Volume # - 83 Building Instruments

Written by Patrick Podpadec on . Posted in Northcoast Voice

Stay in Tune vol # 83

By Luthier Patrick Podpadec

Well things are starting to get very exciting for me. Even though problems arise, I get a whole lot of satisfaction after I have solved the problem. It gives me confidence in the everyday challenges of life. It would be a very boring existence if nothing ever went wrong.

In the last article I mention that I was having problems with the ukulele sides.

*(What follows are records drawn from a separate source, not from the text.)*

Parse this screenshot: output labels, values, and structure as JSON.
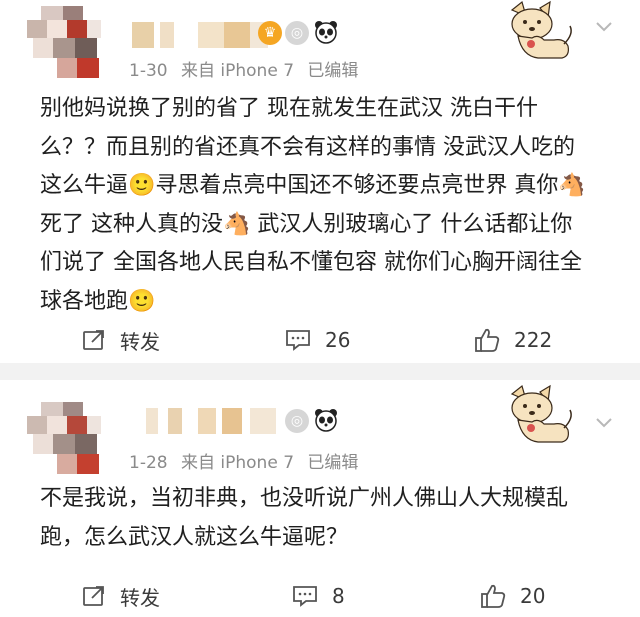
{
  "posts": [
    {
      "timestamp": "1-30",
      "source": "来自 iPhone 7",
      "edited": "已编辑",
      "content": "别他妈说换了别的省了 现在就发生在武汉 洗白干什么？？而且别的省还真不会有这样的事情 没武汉人吃的这么牛逼🙂寻思着点亮中国还不够还要点亮世界 真你🐴死了 这种人真的没🐴 武汉人别玻璃心了 什么话都让你们说了 全国各地人民自私不懂包容 就你们心胸开阔往全球各地跑🙂",
      "actions": {
        "repost_label": "转发",
        "comment_count": "26",
        "like_count": "222"
      }
    },
    {
      "timestamp": "1-28",
      "source": "来自 iPhone 7",
      "edited": "已编辑",
      "content": "不是我说，当初非典，也没听说广州人佛山人大规模乱跑，怎么武汉人就这么牛逼呢？",
      "actions": {
        "repost_label": "转发",
        "comment_count": "8",
        "like_count": "20"
      }
    }
  ],
  "icons": {
    "repost": "share-icon",
    "comment": "comment-icon",
    "like": "thumbs-up-icon",
    "more": "chevron-down-icon",
    "badge_crown": "crown-badge-icon",
    "badge_medal": "medal-badge-icon",
    "badge_panda": "panda-icon"
  },
  "colors": {
    "meta_text": "#8a8a8a",
    "body_text": "#1f1f1f",
    "separator": "#f2f2f2",
    "crown_badge": "#f5a623"
  }
}
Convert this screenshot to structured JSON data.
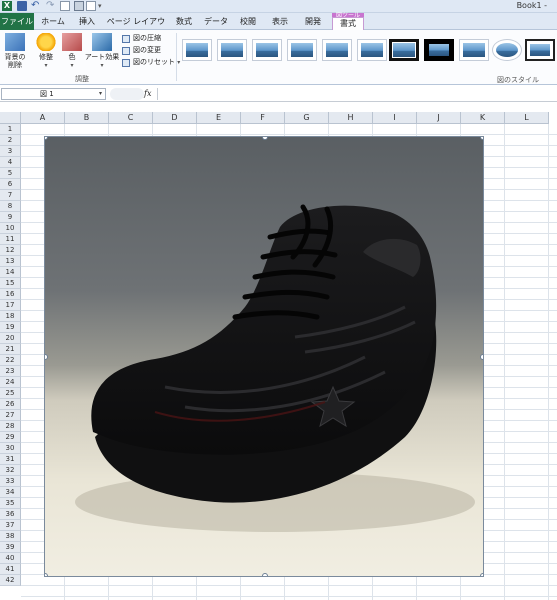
{
  "window": {
    "title": "Book1 -"
  },
  "quick_access": {
    "app_icon": "X",
    "dropdown": "▾"
  },
  "tabs": {
    "file": "ファイル",
    "home": "ホーム",
    "insert": "挿入",
    "layout": "ページ レイアウト",
    "formulas": "数式",
    "data": "データ",
    "review": "校閲",
    "view": "表示",
    "dev": "開発",
    "contextual_label": "図ツール",
    "format": "書式"
  },
  "ribbon": {
    "remove_bg": "背景の削除",
    "corrections": "修整",
    "color": "色",
    "artistic": "アート効果",
    "compress": "図の圧縮",
    "change": "図の変更",
    "reset": "図のリセット",
    "group_adjust": "調整",
    "group_styles": "図のスタイル"
  },
  "formula_bar": {
    "name_box": "図 1",
    "fx": "fx",
    "value": ""
  },
  "columns": [
    "A",
    "B",
    "C",
    "D",
    "E",
    "F",
    "G",
    "H",
    "I",
    "J",
    "K",
    "L"
  ],
  "rows": [
    "1",
    "2",
    "3",
    "4",
    "5",
    "6",
    "7",
    "8",
    "9",
    "10",
    "11",
    "12",
    "13",
    "14",
    "15",
    "16",
    "17",
    "18",
    "19",
    "20",
    "21",
    "22",
    "23",
    "24",
    "25",
    "26",
    "27",
    "28",
    "29",
    "30",
    "31",
    "32",
    "33",
    "34",
    "35",
    "36",
    "37",
    "38",
    "39",
    "40",
    "41",
    "42"
  ],
  "picture": {
    "name": "図 1",
    "subject": "black-sneaker"
  },
  "colors": {
    "file_tab": "#217346",
    "contextual": "#c874cf",
    "accent": "#3b62a6"
  }
}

Well I solved the problem by building a very nice little bending jig so that I can consistently bend sides with out fear of anything going wrong (I still say that with my fingers crossed).

When ever I have a problem with something I always do as much research as I can to solve it. I have a large quantity of past articles from my magazines that I have gotten over the years from my memberships in different luthier organizations. I put them to use and discovered a little tip that some luthiers (Taylor Guitars and others) use to soften the wood before bending .There is a product called “super Soft 2” that is used in the veneer industry to soften the wood before applying it to the substrate material. It works like a charm!. The other thing I did was to finally break down and purchase a temperature control unit from LMI (www.lmii.com) so that I would have a better and much safer way to control the bending process. It didn't come cheap, but nothing in life is free. Just to have the feeling that the shop isn't going to burn down and that I'm not going to destroy that expensive set of Brazilian rosewood sides that cost me 500.00 is well worth the expense. So I have successfully bent the sides and I'm moving on to whatever next dilemma may come my way. (bring it on I say! Just like the Lion in the Wizard of Oz, “A hippopotamus? I’d tear him from top to bottomless” )

Getting on to the harp guitar,... I was fortune it enough to get to go to the Woodchopper's Ball last weekend . I took my guitar (the “Maverick”) and had some of the players try it out. The response was very good and I received high praises from all who tried it. That was very rewarding. I also got to hear one of the nights best performers, Andy Wahlberg from Naples Fla.. It really isn't fair to say that he was the best because all of the performers were fantastic as usual. He was just that way for me.

I got the chance to meet Andy at the 2cd Annual Harp Guitar Gathering in 2004 when I went there with Brian Henke after I built the “Dreamcaster” for him. Andy plays a Dyer harp guitar that he found in a California pawn shop back in the 70's. It was built in 1910 by the Larson Bros ( Carl & August) from Sweden. Being over 100 yrs old is one thing, but to hear the tone and perfection that Andy executes in his performances are amazing. He played Bohemian Rhapsody from Queen and he had everyone on their feet. He created for me, a terrific enthusiasm for my building of the new harp guitar project. I'm in it head over heels now! Having said that, I just snapped my 200.00 carbide bandsaw blade when I was re-sawing the beautiful “Zebra” wood that I'm using for the back & sides. Luckily, I called the manufacturer and they offered to repair it for no cost, just shipping . So, another problem solved. I guess these little set backs are something that comes with the “luthier territory”. I'm sure when I see the smile or hear the song that is played on a instrument that I have created, all thoughts of these simple problems will just melt away. I'm so looking forward to that moment, even if it is months away.

So while I have some time waiting for bandsaw blades or new tools to come from the suppliers I have found that there is always “jigs” to build. You can never have too many jigs. They're the extra hand when you need one. They help with many assembly and gluing procedures that without them the task at hand could turn out to be a nightmare. To me, building the jigs is as much fun as building the instrument. If I have to spend two hrs building a device that will ensure that my gluing procedure or my bending process will come off without a hitch , it's well worth the effort. The other day I was having a difficult time holding a guitar with one hand while I was balancing a clamping caul and a clamp with the other. As I almost dropped the very expensive guitar on the floor, it dawned on me that I should have something to hold the instrument firmly while allowing me to work around it with out any worry that I will drop it and then have to fix it again. So I built a very simple platform that l can clamp the guitar to and it also swivels on my bench so that I can approach the guitar from any side. Wow! What a blessing . It seems as though when you go through the process of thinking about how the jig is going to perform it's task you have developed a real keen sense of how the project will go together. The trick is not to build to elaborate of a contraption that it takes more time to build than it is worth. “Keep it Simple” is the motto you must live by when creating jigs. Jigs are also very helpful in being able to repeat a task over and over with complete accuracy. Sometimes this can be as simple as a block of wood stuck to something with double stick tape (double stick tape is my favorite thing in the whole world. It's like individually wrapped slices of cheese, very cool!) As long as it works.

Well I guess it is time for me to go back to work to see what new challenge awaits me. Till next time, please “Stay in Tune”!

Thank Again! Patrick from Liam Guitars / Wood-n-Strings